What you will do:
Below are the entries; tally the lines holding the string "Lista" and give only that figure.

Recorded data:
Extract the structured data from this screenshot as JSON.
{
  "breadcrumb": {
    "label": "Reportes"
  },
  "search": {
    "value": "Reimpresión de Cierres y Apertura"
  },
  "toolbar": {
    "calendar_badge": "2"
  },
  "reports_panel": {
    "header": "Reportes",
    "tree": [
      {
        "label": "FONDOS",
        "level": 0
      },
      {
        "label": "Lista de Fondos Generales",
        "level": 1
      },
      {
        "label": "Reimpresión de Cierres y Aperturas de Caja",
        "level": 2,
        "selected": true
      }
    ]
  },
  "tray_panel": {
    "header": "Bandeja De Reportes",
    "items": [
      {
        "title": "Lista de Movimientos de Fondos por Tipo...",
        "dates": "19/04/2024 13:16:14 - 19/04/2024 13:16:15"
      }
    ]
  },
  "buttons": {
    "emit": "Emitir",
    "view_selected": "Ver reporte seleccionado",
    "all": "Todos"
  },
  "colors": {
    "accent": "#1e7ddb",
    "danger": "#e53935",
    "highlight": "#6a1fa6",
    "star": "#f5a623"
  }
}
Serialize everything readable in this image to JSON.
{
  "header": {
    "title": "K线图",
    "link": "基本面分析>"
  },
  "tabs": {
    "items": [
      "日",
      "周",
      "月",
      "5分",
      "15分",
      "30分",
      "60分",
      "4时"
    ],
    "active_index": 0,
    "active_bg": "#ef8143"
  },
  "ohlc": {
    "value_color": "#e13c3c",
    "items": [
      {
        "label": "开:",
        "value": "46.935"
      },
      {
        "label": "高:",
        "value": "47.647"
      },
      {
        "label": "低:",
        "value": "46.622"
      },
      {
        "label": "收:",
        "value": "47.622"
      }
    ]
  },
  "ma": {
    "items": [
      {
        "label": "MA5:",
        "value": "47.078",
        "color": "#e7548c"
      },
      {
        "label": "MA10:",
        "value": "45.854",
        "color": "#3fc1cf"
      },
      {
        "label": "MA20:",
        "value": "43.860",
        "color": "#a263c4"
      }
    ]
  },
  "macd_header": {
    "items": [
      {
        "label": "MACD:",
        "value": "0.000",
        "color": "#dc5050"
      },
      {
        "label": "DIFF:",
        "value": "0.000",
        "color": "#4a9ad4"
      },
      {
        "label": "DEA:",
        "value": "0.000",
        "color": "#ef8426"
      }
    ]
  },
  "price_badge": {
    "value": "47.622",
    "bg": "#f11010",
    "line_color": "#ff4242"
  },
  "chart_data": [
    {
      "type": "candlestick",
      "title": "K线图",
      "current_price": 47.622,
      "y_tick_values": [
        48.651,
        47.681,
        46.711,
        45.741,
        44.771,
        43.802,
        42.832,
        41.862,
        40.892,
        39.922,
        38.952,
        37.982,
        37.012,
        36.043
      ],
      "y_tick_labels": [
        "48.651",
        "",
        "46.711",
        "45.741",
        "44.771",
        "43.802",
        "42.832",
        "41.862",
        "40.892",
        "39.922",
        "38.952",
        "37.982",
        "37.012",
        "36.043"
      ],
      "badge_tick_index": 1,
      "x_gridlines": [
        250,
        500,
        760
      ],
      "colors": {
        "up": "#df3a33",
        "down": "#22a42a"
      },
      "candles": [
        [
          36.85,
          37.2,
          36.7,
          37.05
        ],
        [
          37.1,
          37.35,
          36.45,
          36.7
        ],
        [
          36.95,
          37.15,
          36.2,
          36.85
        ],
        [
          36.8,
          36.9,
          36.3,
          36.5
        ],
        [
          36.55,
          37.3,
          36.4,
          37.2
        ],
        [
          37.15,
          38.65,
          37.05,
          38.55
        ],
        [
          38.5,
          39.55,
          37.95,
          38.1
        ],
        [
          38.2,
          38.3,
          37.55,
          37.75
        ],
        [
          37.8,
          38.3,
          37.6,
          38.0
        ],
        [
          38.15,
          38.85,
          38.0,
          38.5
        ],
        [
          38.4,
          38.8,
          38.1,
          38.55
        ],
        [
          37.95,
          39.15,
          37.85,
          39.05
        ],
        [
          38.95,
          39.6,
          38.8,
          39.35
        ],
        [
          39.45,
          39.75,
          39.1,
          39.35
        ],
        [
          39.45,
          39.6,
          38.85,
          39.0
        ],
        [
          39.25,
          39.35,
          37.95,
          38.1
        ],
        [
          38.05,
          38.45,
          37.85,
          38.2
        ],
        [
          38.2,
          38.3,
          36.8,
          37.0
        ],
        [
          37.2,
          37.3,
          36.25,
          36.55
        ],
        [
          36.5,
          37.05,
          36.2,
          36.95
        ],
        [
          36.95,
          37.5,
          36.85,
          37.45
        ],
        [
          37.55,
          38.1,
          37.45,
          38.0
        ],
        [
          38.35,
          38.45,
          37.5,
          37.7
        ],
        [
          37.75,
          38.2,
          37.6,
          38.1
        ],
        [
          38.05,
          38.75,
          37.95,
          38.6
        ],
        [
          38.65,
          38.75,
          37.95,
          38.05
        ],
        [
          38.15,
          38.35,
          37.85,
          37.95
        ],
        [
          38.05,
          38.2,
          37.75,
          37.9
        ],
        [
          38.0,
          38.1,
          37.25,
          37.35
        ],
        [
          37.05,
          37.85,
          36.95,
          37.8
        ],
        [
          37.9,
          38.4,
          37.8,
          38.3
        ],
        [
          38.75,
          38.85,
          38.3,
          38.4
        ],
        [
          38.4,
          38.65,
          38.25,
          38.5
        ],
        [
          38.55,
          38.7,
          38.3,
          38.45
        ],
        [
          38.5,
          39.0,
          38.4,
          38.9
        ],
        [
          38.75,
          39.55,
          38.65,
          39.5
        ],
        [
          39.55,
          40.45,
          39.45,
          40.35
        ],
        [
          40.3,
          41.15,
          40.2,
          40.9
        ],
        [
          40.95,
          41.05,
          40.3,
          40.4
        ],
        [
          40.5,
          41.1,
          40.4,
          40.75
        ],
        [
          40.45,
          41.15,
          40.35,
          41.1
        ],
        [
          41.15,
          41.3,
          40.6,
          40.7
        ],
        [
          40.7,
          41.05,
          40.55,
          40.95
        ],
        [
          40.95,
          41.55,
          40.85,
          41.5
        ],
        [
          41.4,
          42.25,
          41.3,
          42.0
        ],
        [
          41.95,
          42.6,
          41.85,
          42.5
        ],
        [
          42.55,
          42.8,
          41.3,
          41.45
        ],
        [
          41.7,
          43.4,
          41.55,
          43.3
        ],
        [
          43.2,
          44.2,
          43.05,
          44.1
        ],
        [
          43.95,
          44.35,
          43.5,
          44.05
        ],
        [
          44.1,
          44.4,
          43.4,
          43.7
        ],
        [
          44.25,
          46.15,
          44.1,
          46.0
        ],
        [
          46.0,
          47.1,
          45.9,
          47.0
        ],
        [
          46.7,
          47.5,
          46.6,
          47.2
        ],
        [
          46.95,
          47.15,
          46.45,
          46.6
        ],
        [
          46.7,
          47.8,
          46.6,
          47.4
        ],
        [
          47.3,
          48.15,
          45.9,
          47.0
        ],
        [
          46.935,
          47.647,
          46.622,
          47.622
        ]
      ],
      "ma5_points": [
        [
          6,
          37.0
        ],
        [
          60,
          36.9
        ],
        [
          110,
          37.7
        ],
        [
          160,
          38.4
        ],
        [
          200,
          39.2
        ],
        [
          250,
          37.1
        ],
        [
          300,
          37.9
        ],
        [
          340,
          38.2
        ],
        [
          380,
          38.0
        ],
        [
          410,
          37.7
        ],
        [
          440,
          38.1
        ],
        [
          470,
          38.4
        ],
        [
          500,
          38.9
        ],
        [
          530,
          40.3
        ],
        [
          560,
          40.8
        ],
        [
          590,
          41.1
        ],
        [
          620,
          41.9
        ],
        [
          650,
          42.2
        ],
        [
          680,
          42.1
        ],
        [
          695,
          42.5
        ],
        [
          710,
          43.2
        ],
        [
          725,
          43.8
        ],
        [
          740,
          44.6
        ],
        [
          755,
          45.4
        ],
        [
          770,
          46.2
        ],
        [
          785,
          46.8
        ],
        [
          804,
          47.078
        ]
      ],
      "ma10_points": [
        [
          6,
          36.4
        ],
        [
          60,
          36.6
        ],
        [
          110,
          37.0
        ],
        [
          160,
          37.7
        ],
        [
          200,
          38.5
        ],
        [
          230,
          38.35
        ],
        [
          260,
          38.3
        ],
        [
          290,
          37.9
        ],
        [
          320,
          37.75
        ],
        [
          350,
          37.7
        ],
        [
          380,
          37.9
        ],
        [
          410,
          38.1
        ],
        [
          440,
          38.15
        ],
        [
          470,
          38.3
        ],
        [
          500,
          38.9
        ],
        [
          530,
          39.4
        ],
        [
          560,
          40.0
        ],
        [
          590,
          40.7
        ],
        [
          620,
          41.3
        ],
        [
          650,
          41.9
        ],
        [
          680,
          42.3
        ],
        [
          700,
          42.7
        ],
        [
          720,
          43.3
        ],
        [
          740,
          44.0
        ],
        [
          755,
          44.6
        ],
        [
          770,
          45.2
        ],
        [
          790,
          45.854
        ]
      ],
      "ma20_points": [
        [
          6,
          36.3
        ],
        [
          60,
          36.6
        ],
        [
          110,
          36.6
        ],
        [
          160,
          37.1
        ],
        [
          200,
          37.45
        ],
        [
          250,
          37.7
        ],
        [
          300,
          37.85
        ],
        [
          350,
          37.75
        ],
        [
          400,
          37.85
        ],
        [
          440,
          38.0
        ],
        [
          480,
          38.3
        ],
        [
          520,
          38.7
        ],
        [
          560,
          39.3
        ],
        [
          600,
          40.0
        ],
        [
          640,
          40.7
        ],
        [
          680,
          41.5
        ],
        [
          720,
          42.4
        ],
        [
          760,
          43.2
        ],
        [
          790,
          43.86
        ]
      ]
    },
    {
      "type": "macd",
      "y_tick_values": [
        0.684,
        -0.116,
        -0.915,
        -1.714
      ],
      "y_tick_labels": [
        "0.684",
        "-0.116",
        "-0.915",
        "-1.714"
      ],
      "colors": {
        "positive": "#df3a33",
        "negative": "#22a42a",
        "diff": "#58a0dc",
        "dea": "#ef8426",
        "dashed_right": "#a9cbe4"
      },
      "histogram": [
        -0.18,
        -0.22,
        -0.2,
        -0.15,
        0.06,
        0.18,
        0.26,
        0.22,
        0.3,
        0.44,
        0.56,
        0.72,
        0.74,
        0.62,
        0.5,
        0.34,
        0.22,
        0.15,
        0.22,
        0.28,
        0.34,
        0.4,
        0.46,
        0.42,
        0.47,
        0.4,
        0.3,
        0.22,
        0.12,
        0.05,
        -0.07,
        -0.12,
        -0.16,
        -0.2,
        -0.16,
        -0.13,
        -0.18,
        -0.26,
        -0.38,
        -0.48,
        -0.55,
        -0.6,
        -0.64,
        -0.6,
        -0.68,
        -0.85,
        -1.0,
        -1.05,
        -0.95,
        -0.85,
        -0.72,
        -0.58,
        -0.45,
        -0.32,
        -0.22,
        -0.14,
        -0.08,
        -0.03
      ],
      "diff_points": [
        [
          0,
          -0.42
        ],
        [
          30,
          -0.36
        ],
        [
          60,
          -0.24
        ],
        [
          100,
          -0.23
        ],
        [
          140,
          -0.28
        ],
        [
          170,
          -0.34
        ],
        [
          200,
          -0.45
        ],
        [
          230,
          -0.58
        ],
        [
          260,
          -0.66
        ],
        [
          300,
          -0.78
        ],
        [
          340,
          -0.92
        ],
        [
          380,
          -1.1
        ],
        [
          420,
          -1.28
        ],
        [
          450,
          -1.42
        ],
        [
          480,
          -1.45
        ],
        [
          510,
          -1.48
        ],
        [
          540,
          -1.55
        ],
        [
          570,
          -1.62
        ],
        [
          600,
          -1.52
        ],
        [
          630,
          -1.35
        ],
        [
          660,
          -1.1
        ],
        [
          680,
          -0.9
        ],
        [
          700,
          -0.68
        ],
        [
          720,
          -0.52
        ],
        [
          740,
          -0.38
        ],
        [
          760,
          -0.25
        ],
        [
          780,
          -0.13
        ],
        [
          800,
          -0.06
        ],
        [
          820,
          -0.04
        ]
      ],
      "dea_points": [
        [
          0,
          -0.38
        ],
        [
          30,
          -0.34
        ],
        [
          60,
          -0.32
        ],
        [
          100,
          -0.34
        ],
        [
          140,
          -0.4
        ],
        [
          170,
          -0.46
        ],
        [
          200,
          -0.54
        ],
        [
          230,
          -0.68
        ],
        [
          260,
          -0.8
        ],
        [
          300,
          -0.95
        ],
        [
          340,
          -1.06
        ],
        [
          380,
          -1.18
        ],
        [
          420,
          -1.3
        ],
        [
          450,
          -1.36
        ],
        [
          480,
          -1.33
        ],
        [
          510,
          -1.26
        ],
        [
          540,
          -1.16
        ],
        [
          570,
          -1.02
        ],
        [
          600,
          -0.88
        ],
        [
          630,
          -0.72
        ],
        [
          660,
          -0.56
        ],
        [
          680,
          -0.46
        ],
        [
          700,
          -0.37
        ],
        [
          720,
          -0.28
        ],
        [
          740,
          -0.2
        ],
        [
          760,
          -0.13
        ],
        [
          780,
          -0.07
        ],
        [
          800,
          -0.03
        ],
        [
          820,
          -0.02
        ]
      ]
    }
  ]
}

Written reply:
2